"I'm looking for a guard dog," says the voice on one end of the phone. "I have just what you are looking for," says the other. All the formalities are completed, paper work fill out and the proud new parents have their "guard dog" in hand. As the puppy grows it becomes sweeter and sweeter, barely resembling anything guarded about it. What was bought as a guard dog type is now a giant Rottweiler lap dog; and the would be guard dog owners? Well........they adore him. It just so happened that he turned out to be an amazing therapy dog. They thought that they wanted a guard dog but as it turns out it is probably a good that he was who he was for this couple. Scary enough in his appearance they were not well equipped to be a full on guard dog.
Many people get a dog by looks; you know, the shell. "Look how cute that puppy is," "I want the one with the black body and white tail." So you bring home the black dog with the white tail only to find out you have a high driven, job demanding dog. You have no idea what to do with this dog and you are going out of your mind as your dog takes on every job that he can think of.
What is a dog's job? There are too many to describe but finding the dog for the job has much more to do about each specific dog more than a breed or "supposed" lineage. Dogs ending up in the wrong hands is not all the doing of the would be new owners. No, many breeders place dogs just to place them instead of finding the right place. Many breeders also don't know about temperament testing and miss small behaviors that will grow with age. There can be vast differences in a litter of dogs. I do temperament testing and it always amazes me to see how different puppies can be that come out of the same litter box.

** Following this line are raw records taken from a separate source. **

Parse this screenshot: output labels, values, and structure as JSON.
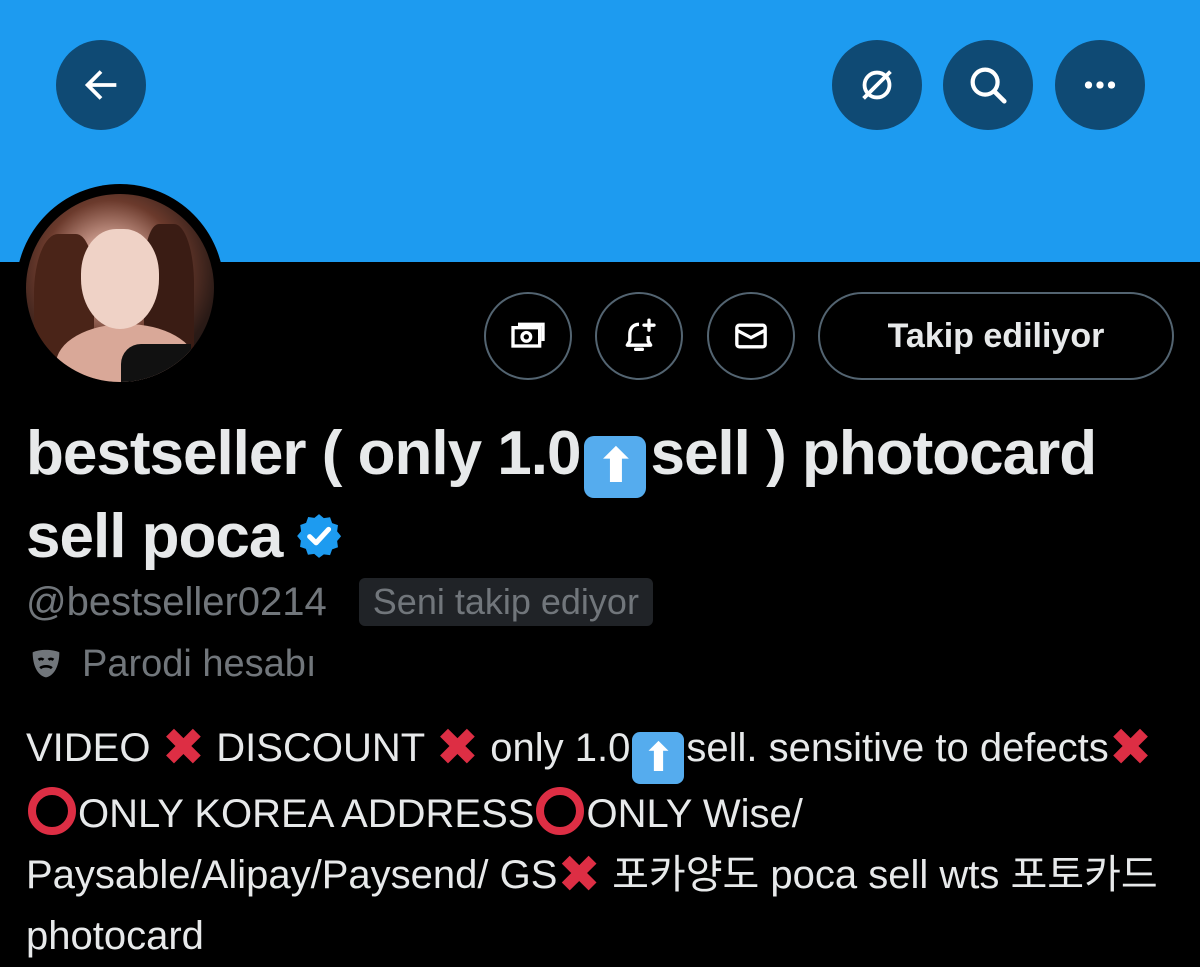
{
  "header": {
    "back_icon": "arrow-left-icon",
    "grok_icon": "grok-icon",
    "search_icon": "search-icon",
    "more_icon": "more-horizontal-icon",
    "banner_color": "#1d9bf0"
  },
  "actions": {
    "subscription_icon": "money-icon",
    "notify_icon": "bell-plus-icon",
    "message_icon": "envelope-icon",
    "follow_label": "Takip ediliyor"
  },
  "profile": {
    "name_part1": "bestseller ( only 1.0",
    "name_emoji": "⬆",
    "name_part2": "sell ) photocard sell poca",
    "verified_color": "#1d9bf0",
    "handle": "@bestseller0214",
    "follows_you_badge": "Seni takip ediyor",
    "parody_label": "Parodi hesabı"
  },
  "bio": {
    "t1": "VIDEO ",
    "x1": "✖",
    "t2": " DISCOUNT ",
    "x2": "✖",
    "t3": " only 1.0",
    "up": "⬆",
    "t4": "sell. sensitive to defects",
    "x3": "✖",
    "t5": " ",
    "t6": "ONLY KOREA ADDRESS",
    "t7": "ONLY Wise/ Paysable/Alipay/Paysend/ GS",
    "x4": "✖",
    "t8": " 포카양도 poca sell wts 포토카드 photocard"
  }
}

Many people and breeders included think that activity level is a main ingredient for a working dog. But that is not the case, just because a dog is active does not mean that they can take the rigors and stress involved in being an actual working dog. Just like being a calm puppy does not make a therapy dog. There is much more to look at when choosing a dog for a very specific job. Balance is what I like to see in all dogs; of course balance in body but in temperament as well. Lots of dogs are being bred for one thing and one thing only. I really don't like to see this specific need breeding as overflow always finds it's way into regular pet homes. Not too many regular pet owners can handle overdrive.
Humans have a tendency to want more; what's good in a small amount is greater in large amounts. If we see something we like we want more. But more is not always a good thing; often it leads to very bad things. Many dog sports involve drive; a dog needs a certain amount of it to be driven in the sport of choice. What I am seeing in many dogs is too much drive, uncontrollable drive which in the hands of someone who is not doing a driven related sport, means trouble. When one trait is focused on; other great traits may fall aside leaving a dog less capable in the working field. Calm mixed with drive as well as a good level of confidence makes for an amazing dog. Believe me, I've met lots of high drive dogs that would work themselves ragged around the clock. I've looked into the eyes of a driven dog who's pupils were constantly dilated with desire to work. Those who were also scared to death of anything that didn't involve very specific chasing. There needs to be balance.
A dog's main job is to be a companion as is ours. We are meant to be the leader with a dog at our side. If a dog is so driven that companionship is of little concern then that is a sad thing. A dog's first job for me is that they be happy. They need a solid connection to a human, physical touch, an emotional connection and an education. They also need a outlet for their drive; whatever level that may be and be allowed to be a dog. To do their job correctly they must be equipped with all of these; it is our job to give them this.
Elsa comes from hunting lines, she most definitely has drive. Do we hunt with her? No, I am not a hunter but she is given many outlets for her drive which keeps her very fulfilled. She also loves snuggling up on the couch and enjoying the good things about sharing life with humans. She is my constant companion and we take great enjoyment in each other. It is my job to make her happy as she makes me happy just being Elsa. Giving her what she needs is essential to creating a happy dog. They don't come complete, there is always work to do.
I like balance, in my life and my dog's lives. Being that I meet so many dogs in so many aspects of life; I get to experience lots of different takes on life itself. No one can do a job to perfection without the proper tools. That goes for dogs, they need outlets and the opportunity to be dogs. But too much of a good thing can be a bad thing; balance, we all need it.